I really had a plan to write about this one, diary-style, for day one.  A play-by-play, like the ones I love to read.  But here we are, two months in, and I have chronicled not one thing.  Except for my tweets about the frigid NY winter and the occasional pic.


I did not see this one coming.  After “Private Practice” I was developing a series for myself – like I did with Judging Amy.  I had several irons in the fire, and figured my next character would be witty!  Urbane!  Charming!  Sexy!  And appealing to every demographic under the sun!


Then I met Damon Lindelof and read the pilot for “The Leftovers.”  Such as it was – I mean, my character is mute.  So the script “read” was, well, reading between the lines of a soulful and complex woman.


“Here’s why you shouldn’t take this part,” Damon said to me over coffee, “It shoots in New York, you can’t wear any make-up, and you don’t speak.”  For an actor looking for her next challenge, he had me at hello.

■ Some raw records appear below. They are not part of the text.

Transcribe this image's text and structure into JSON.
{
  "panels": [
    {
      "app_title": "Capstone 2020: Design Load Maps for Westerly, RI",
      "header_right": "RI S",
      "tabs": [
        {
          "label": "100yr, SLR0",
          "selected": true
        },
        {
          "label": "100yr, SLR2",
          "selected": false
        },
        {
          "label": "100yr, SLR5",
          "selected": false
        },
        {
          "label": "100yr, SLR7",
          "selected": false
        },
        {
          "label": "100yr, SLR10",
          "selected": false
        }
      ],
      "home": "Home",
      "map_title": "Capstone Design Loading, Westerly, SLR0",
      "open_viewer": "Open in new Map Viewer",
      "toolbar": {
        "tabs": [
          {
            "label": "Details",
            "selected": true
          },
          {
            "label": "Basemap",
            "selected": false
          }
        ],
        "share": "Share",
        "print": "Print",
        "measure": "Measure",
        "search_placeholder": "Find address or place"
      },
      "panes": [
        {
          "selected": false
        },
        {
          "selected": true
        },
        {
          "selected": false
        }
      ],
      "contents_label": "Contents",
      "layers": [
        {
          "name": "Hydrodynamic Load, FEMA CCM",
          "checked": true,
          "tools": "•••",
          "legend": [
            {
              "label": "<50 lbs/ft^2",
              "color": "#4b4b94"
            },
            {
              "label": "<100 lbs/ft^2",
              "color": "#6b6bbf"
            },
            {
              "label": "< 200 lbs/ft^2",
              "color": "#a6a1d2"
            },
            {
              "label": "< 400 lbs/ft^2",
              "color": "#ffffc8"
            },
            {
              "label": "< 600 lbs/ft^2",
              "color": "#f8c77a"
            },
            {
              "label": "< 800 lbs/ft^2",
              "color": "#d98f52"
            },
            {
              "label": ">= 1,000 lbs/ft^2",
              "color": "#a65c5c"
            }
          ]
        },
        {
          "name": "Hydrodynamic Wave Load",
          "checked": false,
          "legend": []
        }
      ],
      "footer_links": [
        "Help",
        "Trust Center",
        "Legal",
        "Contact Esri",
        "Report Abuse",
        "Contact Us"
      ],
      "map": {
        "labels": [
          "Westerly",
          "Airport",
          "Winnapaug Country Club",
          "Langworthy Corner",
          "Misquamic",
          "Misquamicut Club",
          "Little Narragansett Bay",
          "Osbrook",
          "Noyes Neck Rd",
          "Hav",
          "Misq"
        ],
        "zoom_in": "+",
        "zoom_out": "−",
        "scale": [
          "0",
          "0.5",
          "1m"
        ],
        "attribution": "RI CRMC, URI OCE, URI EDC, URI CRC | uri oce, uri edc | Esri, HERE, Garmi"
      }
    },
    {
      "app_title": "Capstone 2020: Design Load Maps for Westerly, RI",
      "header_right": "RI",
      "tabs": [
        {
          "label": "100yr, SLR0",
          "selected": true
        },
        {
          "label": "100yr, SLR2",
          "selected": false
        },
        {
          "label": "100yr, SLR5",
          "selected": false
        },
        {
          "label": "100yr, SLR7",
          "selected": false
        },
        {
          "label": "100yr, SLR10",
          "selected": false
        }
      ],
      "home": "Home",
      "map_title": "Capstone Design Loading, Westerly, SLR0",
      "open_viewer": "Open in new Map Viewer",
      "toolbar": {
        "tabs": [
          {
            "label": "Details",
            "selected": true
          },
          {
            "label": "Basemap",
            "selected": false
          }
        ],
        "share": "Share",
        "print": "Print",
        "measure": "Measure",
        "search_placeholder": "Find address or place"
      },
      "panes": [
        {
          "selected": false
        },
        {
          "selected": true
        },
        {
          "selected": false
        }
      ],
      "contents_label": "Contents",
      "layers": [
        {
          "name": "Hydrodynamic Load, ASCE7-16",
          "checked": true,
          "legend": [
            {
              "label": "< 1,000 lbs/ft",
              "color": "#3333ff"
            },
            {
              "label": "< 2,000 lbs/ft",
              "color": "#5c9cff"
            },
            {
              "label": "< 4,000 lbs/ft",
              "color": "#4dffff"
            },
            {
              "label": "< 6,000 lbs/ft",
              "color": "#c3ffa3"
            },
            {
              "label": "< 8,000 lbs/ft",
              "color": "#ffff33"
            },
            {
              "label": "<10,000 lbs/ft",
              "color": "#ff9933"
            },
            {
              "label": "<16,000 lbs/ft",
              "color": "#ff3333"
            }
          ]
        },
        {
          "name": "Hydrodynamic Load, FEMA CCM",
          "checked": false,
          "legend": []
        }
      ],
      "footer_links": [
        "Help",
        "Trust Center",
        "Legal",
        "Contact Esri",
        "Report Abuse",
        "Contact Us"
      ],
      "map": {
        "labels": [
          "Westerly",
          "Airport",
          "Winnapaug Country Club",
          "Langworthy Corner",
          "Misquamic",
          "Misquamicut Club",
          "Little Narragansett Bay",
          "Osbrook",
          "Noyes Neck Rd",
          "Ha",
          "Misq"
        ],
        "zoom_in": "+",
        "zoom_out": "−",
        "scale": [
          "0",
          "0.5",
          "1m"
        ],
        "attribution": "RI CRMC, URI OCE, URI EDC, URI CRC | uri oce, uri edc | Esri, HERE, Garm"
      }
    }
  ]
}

It seemed the Universe had other plans for me than being witty, urbane, charming, sexy and appealing to every demographic under the sun.  It seemed that I was being called into active duty to be of service to something greater than my own vanity.


So we shot the pilot last June – a wild and wooly caper captained by crazy Captain Ahab-Peter Berg whom I knew well, as they say, “back in the day” when we were all unruly puppies together.  We shot in 100-degree heat, 100 percent humidity.  We shot without a safety net and yes, I didn’t speak and wore no make up.  Not the “no make up look” as in network television.  Actually no make up.  Quite a different thing.


Then we disbanded.  Damon, Tom Perotta and the team slaved away and I returned to my day job of raising my own two unruly puppies, namely Bodhi and Charlotte.  We heard HBO picked us up.  Then I started getting the calls from agents, managers and television executives who needed to – no other way to put it – emotionally process watching the pilot.


I hadn’t yet seen it. (There was a plan to screen it a couple weeks hence.)  “I haven’t seen it,” I’d say to the callers who spoke on, needing to talk.  “Why is it so intense?” I asked.  To a one they’d answer, “Not sure.  Hard to explain.  But I can’t get it out of my mind.”


Then I sat with Michael Ellenberg at HBO who spoke openly and emotionally about seeing the pilot and summed it up in a way that I began to understand its impact.    “There’s so much talk these days about pushing the envelope in television, about being edge-y,” he said, “and honestly, what that usually means is more gruesome violence, more amoral behavior and of course, more sex.  But ‘The Leftovers’ is truly edge-y because it doesn’t hide behind a cynical demeanor.  ‘The Leftovers’ is about broken hearts and you guys all are broken hearted, truly, on screen.  And I’m proud of that.”


A week later I saw the pilot and I agree with Ellenberg.  And I am also proud.


“The Leftovers,” based on a provocative novel by Tom Perotta, is about the humans that are left behind after 2% of the world’s population vanishes.  It is about the ways in which individuals choose to deal with an unprecedented event in human history; it’s about the courage, depravity, honesty and confusion that is a natural expression of such an event.  It doesn’t look away.  I truly hope you watchers won’t either.